All posts tagged Poetry

Where women lead some men will go,
Let women show the way,
Their struggle for our kith and kind,
Won’t wait another day,
The deadlier of our species,
Her tongue and poisoned pen.
A woman’s heart the burning brand,
That lights the way for men.

When women set example,
To save our folk, our race,
The fairest of our species,
Will show her other face;
Protective of her children,
Defensive of her kind;
When men are gentle sleeping,
Or true men hard to find.


Michael Walsh

Mike Walsh was a freelance media writer and columnist for thirty-years.

The Irish journalist now writes and broadcasts solely for independent alternative media.


The following poem was written in 1917 by a brilliant young army lieutenant while hospitalised for shell shock (now known as post-traumatic stress disorder) in Craiglockhart War Hospital near Edinburgh.

It is probably the best known poem of the First World War.

It describes a gas attack.

Wilfred Owen, who had been sent to Craiglockhart after surviving numerous horrendous combat experiences, including being trapped in a trench under heavy fire for several days with the remains of a fellow officer.

Although he could have avoided being sent back to action, he insisted on returning to the front.

Wilfred Owen was killed in action on November 4th 1918, a week before the Armistice.

wilfred owen

He was 25.

Dulce et Decorum est.
Bent double, like old beggars under sacks,
Knock-kneed, coughing like hags, we cursed through sludge,
Till on the haunting flares we turned our backs
And towards our distant rest began to trudge.
Men marched asleep. Many had lost their boots
But limped on, blood-shod. All went lame; all blind;
Drunk with fatigue; deaf even to the hoots
Of tired, outstripped Five-Nines that dropped behind.
Gas! Gas! Quick, boys! – An ecstasy of fumbling,
Fitting the clumsy helmets just in time;
But someone still was yelling out and stumbling,
And flound’ring like a man in fire or lime .. .
Dim, through the misty panes and thick green light,
As under a green sea, I saw him drowning.
In all my dreams, before my helpless sight,
He plunges at me, guttering,choking, drowning.
If in some smothering dreams you too could pace
Behind the wagon that we flung him in,
And watch the white eyes writhing in his face,
His hanging face, like a devil’s sick of sin;
If you could hear, at every jolt, the blood
Come gargling from the froth-corrupted lungs,
Obscene as cancer, bitter as the cud
Of vile, incurable sores on innocent tongues,
My friend, you would not tell with such high zest
To children ardent for some desperate glory,
The old Lie; Dulce et Decorum est
Pro patria mori.
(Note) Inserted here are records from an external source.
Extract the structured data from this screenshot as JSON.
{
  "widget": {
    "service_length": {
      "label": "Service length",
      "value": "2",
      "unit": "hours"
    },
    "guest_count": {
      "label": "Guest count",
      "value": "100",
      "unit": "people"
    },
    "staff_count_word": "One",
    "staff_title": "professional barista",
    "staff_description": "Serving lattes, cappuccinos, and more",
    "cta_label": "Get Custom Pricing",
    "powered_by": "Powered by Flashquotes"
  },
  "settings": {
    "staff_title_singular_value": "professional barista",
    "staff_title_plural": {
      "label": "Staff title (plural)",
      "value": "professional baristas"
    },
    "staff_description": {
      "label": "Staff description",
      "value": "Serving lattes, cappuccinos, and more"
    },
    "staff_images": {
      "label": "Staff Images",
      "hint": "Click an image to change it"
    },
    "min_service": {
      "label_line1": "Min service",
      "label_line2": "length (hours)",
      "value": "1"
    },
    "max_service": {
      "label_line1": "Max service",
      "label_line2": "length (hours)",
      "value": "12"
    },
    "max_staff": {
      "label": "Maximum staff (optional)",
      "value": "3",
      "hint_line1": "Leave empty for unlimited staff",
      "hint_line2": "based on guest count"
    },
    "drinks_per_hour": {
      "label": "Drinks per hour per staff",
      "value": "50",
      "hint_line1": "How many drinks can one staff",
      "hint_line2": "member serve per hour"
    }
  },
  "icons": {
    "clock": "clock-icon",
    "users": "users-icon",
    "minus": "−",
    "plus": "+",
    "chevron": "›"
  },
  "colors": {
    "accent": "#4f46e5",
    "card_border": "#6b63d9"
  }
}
Arianwen, like a bright star in the sky,
The magic inside her will never die.
Superficial beauty makes the spider come alive,
In the snow this spider will thrive.
In the dark, this spider glows,
As her exquisite pattern always shows.

Her magic is more than you can see,
Gwyn will soon find out what the future will be.
Her web is soft and filled with mystery,
She will continue to remain throughout history.

She flew into Gwyn’s hand by the mountainside,
It was the wind that made her twist and slide.
She leads Gwyn to curiosity,
Leaving him blind for what the future is to be….

Written by my 11-year old daughter and her friend.

Inspired by the Childrens’s Book ‘The Snow Spider’ by Jenny Nimmo